The audience at the Red Bee event were asked to vote on a series of predictions for 2020.  These included whether on demand would account for 40% of all viewing time; whether more primary sets would have Google or Apple rather than YouView and whether more than half the UK will “like” programmes on a weekly basis.  See the podcast for the full results at the website above but its fair to say that the audience were split.  These are interesting questions. 

The recurring question about the future of TV viewing is when we will be able to get a proper audience measurement for the increasingly diversified viewing behaviour.  By 2020 do you think ?

End the “Over-Cap”

Friday, November 11th, 2011

Picture Source:

I was watching a show last night about the Reunion of Fry and Laurie  : Two national treasures according to the narrator.  We’d Sky-plussed it ages ago and finally got round to watching it. 

We were looking forward to it.  I got about half an hour in and then gave up.  For the first twenty-two minutes the show consisted pretty much exclusively of recaps, forward tasters (forward caps?) of what was coming next and reminders of what the overall theme of the show was about.  It was exhausting. It was exhausting and boring.  It was exhausting, boring and a little bit insulting of my intelligence and attention span.

Presumably this is part of the trend debated in Campaign’s Round Table Discussion headed “Engagement: The Seven Minute Challenge”.

The notion of the Seven Minute Challenge is that whereas once you had to teach in thirty minute instalments because “that was the average time between ad breaks” according to Edward Weatherall from the Institute of Direct and Digital Marketing, now you need to “change things every seven minutes” because of the diminution of attention span owing to people’s reliance on gadgets.
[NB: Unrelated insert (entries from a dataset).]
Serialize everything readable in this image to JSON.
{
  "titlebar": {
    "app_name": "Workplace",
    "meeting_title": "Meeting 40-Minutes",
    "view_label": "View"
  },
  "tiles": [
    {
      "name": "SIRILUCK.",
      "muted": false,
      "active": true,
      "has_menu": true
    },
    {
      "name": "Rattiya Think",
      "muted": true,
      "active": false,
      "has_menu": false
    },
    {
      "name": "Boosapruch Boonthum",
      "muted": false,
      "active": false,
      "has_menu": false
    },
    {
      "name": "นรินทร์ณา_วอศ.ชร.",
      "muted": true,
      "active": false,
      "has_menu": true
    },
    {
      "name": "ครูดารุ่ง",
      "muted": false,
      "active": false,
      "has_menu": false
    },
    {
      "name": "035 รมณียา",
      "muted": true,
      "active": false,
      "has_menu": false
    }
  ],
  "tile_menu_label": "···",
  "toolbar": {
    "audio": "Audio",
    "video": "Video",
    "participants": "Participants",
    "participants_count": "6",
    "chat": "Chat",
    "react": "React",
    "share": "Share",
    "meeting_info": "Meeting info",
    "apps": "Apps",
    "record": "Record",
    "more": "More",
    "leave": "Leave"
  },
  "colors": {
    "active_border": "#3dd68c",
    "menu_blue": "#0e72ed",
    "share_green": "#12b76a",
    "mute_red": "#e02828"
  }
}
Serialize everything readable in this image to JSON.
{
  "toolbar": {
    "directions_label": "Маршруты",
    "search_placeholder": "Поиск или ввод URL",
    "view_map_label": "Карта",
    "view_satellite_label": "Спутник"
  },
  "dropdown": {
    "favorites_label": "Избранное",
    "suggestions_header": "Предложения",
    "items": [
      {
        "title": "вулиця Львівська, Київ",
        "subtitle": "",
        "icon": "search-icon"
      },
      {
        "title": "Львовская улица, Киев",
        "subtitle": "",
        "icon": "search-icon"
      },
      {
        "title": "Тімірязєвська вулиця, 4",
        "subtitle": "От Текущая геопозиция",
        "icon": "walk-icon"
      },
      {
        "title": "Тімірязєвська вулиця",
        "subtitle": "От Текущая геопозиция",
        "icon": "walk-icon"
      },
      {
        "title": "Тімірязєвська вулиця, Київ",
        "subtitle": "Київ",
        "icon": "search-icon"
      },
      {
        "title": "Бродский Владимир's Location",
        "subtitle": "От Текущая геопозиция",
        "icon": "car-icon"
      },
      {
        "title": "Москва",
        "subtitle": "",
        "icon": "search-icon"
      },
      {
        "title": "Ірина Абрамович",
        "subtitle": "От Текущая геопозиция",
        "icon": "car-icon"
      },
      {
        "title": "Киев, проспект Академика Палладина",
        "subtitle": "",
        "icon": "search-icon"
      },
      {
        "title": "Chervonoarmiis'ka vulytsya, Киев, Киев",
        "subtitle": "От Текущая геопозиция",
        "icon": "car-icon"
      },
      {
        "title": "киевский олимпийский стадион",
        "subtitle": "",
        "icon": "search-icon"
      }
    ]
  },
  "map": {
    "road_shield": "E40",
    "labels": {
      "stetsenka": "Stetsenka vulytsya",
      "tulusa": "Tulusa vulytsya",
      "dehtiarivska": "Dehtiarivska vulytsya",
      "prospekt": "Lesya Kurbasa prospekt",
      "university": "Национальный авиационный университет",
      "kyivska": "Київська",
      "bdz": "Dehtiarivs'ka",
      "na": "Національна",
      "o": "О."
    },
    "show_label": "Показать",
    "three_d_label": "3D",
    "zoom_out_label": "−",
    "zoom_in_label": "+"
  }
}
(Earlier in the column Sue talked about watching Fry and Laurie on Sky Plus… Stay tuned while she goes on to make a point about storytelling).

I don’t think this can entirely be correct can it?  I have witnessed (haven’t we all) people (even very young people with supposedly more gadget addiction) enraptured by story-telling that goes on and on for much longer than seven minutes.  It may be true that if you have nothing interesting to say you need to change your message, but in that case seven minutes is far too long.  If its great story telling on the other hand… well the last Harry Potter film was over two hours long.

Look though at the likely demographic for a Fry and Laurie reunion.  Possibly you might acknowledge that they are the type of individual that might manage to concentrate for more than ten minutes on something .

Finally there is the nature of viewing these days.   Presumably the original reason for constant recaps every five minutes is to entice people in who have joined the programme late (no need to feel  you’ve missed anything) and the role of the “forward-caps” is to encourage you to stick with the programme if you’re a channel hopper by nature.   However if you’ve Sky-plussed something that you’re looking forward to seeing then both those reasons become irrelevant.

There are two types of shows that are doing well.  Those that can’t be missed because they’re live event viewing (X Factor, Football etc).  Those that have strong story telling narratives (a Downton Abbey for example). 

There is only one way to conduct business if you are showing content.  You must show content that you believe people will enjoy.  In the age of Sky Plus (and other appointment to view, or catch up viewing technologies) the recap, forward cap and general over-cap are redundant.

Ladies and Gentlemen, I thank you for your continued attention.